How to complete this task. Only the pictures are to be left out; please reproduce everything else in the data exactly.

(Beginning of Supplied data)

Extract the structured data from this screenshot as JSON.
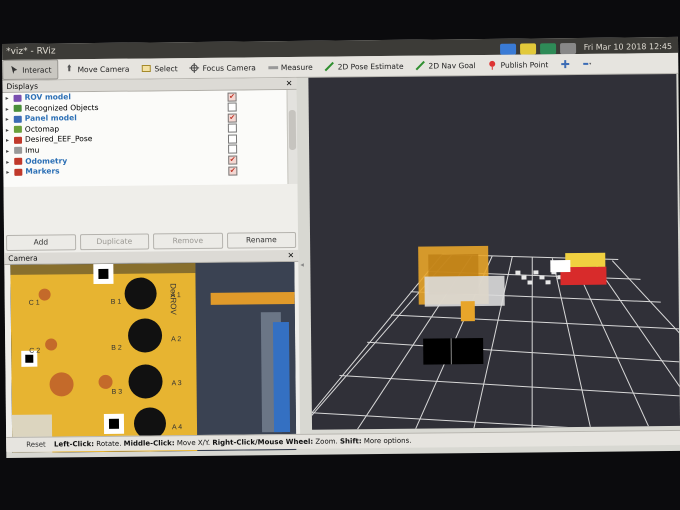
{
  "window": {
    "title": "*viz* - RViz",
    "clock": "Fri Mar 10 2018 12:45"
  },
  "toolbar": {
    "items": [
      "Interact",
      "Move Camera",
      "Select",
      "Focus Camera",
      "Measure",
      "2D Pose Estimate",
      "2D Nav Goal",
      "Publish Point"
    ],
    "active": "Interact"
  },
  "displays": {
    "title": "Displays",
    "items": [
      {
        "label": "ROV model",
        "blue": true,
        "checked": true
      },
      {
        "label": "Recognized Objects",
        "blue": false,
        "checked": false
      },
      {
        "label": "Panel model",
        "blue": true,
        "checked": true
      },
      {
        "label": "Octomap",
        "blue": false,
        "checked": false
      },
      {
        "label": "Desired_EEF_Pose",
        "blue": false,
        "checked": false
      },
      {
        "label": "Imu",
        "blue": false,
        "checked": false
      },
      {
        "label": "Odometry",
        "blue": true,
        "checked": true
      },
      {
        "label": "Markers",
        "blue": true,
        "checked": true
      }
    ],
    "buttons": [
      "Add",
      "Duplicate",
      "Remove",
      "Rename"
    ]
  },
  "camera": {
    "title": "Camera",
    "panel_label": "DexROV",
    "tags": [
      "C 1",
      "C 2",
      "B 1",
      "B 2",
      "B 3",
      "A 1",
      "A 2",
      "A 3",
      "A 4"
    ]
  },
  "status": {
    "reset": "Reset",
    "hint_parts": [
      "Left-Click:",
      " Rotate. ",
      "Middle-Click:",
      " Move X/Y. ",
      "Right-Click/Mouse Wheel:",
      " Zoom. ",
      "Shift:",
      " More options."
    ]
  },
  "colors": {
    "grid": "#d8d8d8",
    "robot": "#e8a52a",
    "marker": "#d82b2b"
  }
}
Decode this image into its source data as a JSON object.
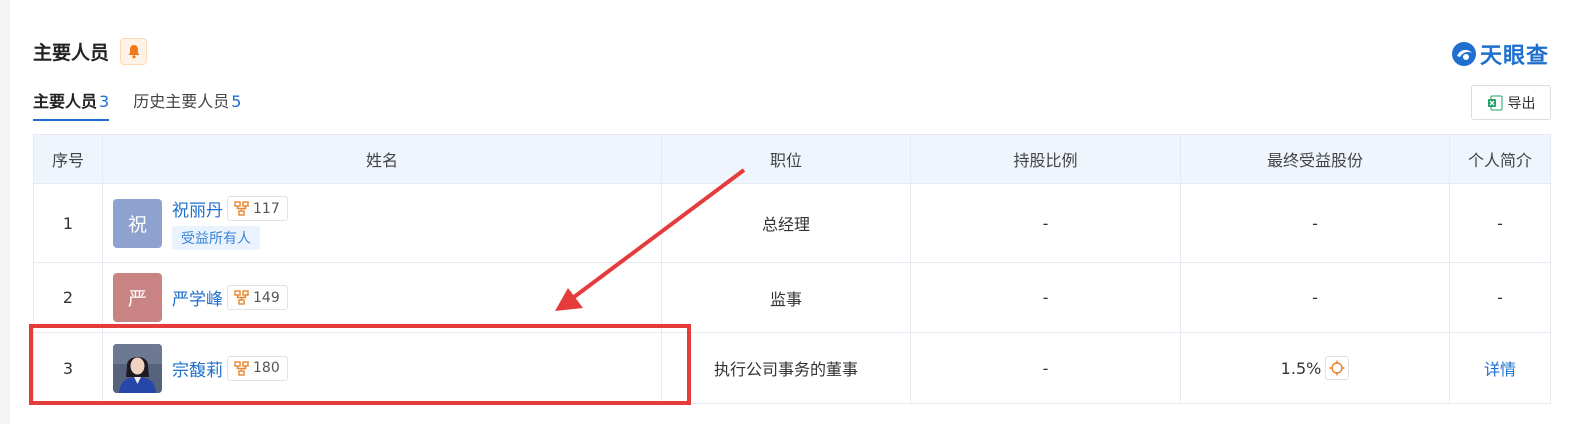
{
  "section": {
    "title": "主要人员"
  },
  "brand": {
    "name": "天眼查"
  },
  "tabs": [
    {
      "label": "主要人员",
      "count": "3",
      "active": true
    },
    {
      "label": "历史主要人员",
      "count": "5",
      "active": false
    }
  ],
  "toolbar": {
    "export_label": "导出"
  },
  "table": {
    "headers": [
      "序号",
      "姓名",
      "职位",
      "持股比例",
      "最终受益股份",
      "个人简介"
    ],
    "rows": [
      {
        "index": "1",
        "avatar_char": "祝",
        "avatar_color": "#8da2cf",
        "name": "祝丽丹",
        "relation_count": "117",
        "tag": "受益所有人",
        "position": "总经理",
        "shareholding": "-",
        "beneficial_shares": "-",
        "profile": "-"
      },
      {
        "index": "2",
        "avatar_char": "严",
        "avatar_color": "#c98383",
        "name": "严学峰",
        "relation_count": "149",
        "tag": "",
        "position": "监事",
        "shareholding": "-",
        "beneficial_shares": "-",
        "profile": "-"
      },
      {
        "index": "3",
        "avatar_char": "",
        "avatar_color": "#4a5a78",
        "name": "宗馥莉",
        "relation_count": "180",
        "tag": "",
        "position": "执行公司事务的董事",
        "shareholding": "-",
        "beneficial_shares": "1.5%",
        "profile": "详情"
      }
    ]
  },
  "colors": {
    "accent": "#1f6fce",
    "highlight": "#e63b3b",
    "relation_icon": "#e8852a"
  }
}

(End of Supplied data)

Result of the task.
Extract the structured data from this screenshot as JSON.
{
  "window": {
    "title": "*viz* - RViz",
    "clock": "Fri Mar 10 2018 12:45"
  },
  "toolbar": {
    "items": [
      "Interact",
      "Move Camera",
      "Select",
      "Focus Camera",
      "Measure",
      "2D Pose Estimate",
      "2D Nav Goal",
      "Publish Point"
    ],
    "active": "Interact"
  },
  "displays": {
    "title": "Displays",
    "items": [
      {
        "label": "ROV model",
        "blue": true,
        "checked": true
      },
      {
        "label": "Recognized Objects",
        "blue": false,
        "checked": false
      },
      {
        "label": "Panel model",
        "blue": true,
        "checked": true
      },
      {
        "label": "Octomap",
        "blue": false,
        "checked": false
      },
      {
        "label": "Desired_EEF_Pose",
        "blue": false,
        "checked": false
      },
      {
        "label": "Imu",
        "blue": false,
        "checked": false
      },
      {
        "label": "Odometry",
        "blue": true,
        "checked": true
      },
      {
        "label": "Markers",
        "blue": true,
        "checked": true
      }
    ],
    "buttons": [
      "Add",
      "Duplicate",
      "Remove",
      "Rename"
    ]
  },
  "camera": {
    "title": "Camera",
    "panel_label": "DexROV",
    "tags": [
      "C 1",
      "C 2",
      "B 1",
      "B 2",
      "B 3",
      "A 1",
      "A 2",
      "A 3",
      "A 4"
    ]
  },
  "status": {
    "reset": "Reset",
    "hint_parts": [
      "Left-Click:",
      " Rotate. ",
      "Middle-Click:",
      " Move X/Y. ",
      "Right-Click/Mouse Wheel:",
      " Zoom. ",
      "Shift:",
      " More options."
    ]
  },
  "colors": {
    "grid": "#d8d8d8",
    "robot": "#e8a52a",
    "marker": "#d82b2b"
  }
}
Decode this image into its source data as a JSON object.
{
  "section": {
    "title": "主要人员"
  },
  "brand": {
    "name": "天眼查"
  },
  "tabs": [
    {
      "label": "主要人员",
      "count": "3",
      "active": true
    },
    {
      "label": "历史主要人员",
      "count": "5",
      "active": false
    }
  ],
  "toolbar": {
    "export_label": "导出"
  },
  "table": {
    "headers": [
      "序号",
      "姓名",
      "职位",
      "持股比例",
      "最终受益股份",
      "个人简介"
    ],
    "rows": [
      {
        "index": "1",
        "avatar_char": "祝",
        "avatar_color": "#8da2cf",
        "name": "祝丽丹",
        "relation_count": "117",
        "tag": "受益所有人",
        "position": "总经理",
        "shareholding": "-",
        "beneficial_shares": "-",
        "profile": "-"
      },
      {
        "index": "2",
        "avatar_char": "严",
        "avatar_color": "#c98383",
        "name": "严学峰",
        "relation_count": "149",
        "tag": "",
        "position": "监事",
        "shareholding": "-",
        "beneficial_shares": "-",
        "profile": "-"
      },
      {
        "index": "3",
        "avatar_char": "",
        "avatar_color": "#4a5a78",
        "name": "宗馥莉",
        "relation_count": "180",
        "tag": "",
        "position": "执行公司事务的董事",
        "shareholding": "-",
        "beneficial_shares": "1.5%",
        "profile": "详情"
      }
    ]
  },
  "colors": {
    "accent": "#1f6fce",
    "highlight": "#e63b3b",
    "relation_icon": "#e8852a"
  }
}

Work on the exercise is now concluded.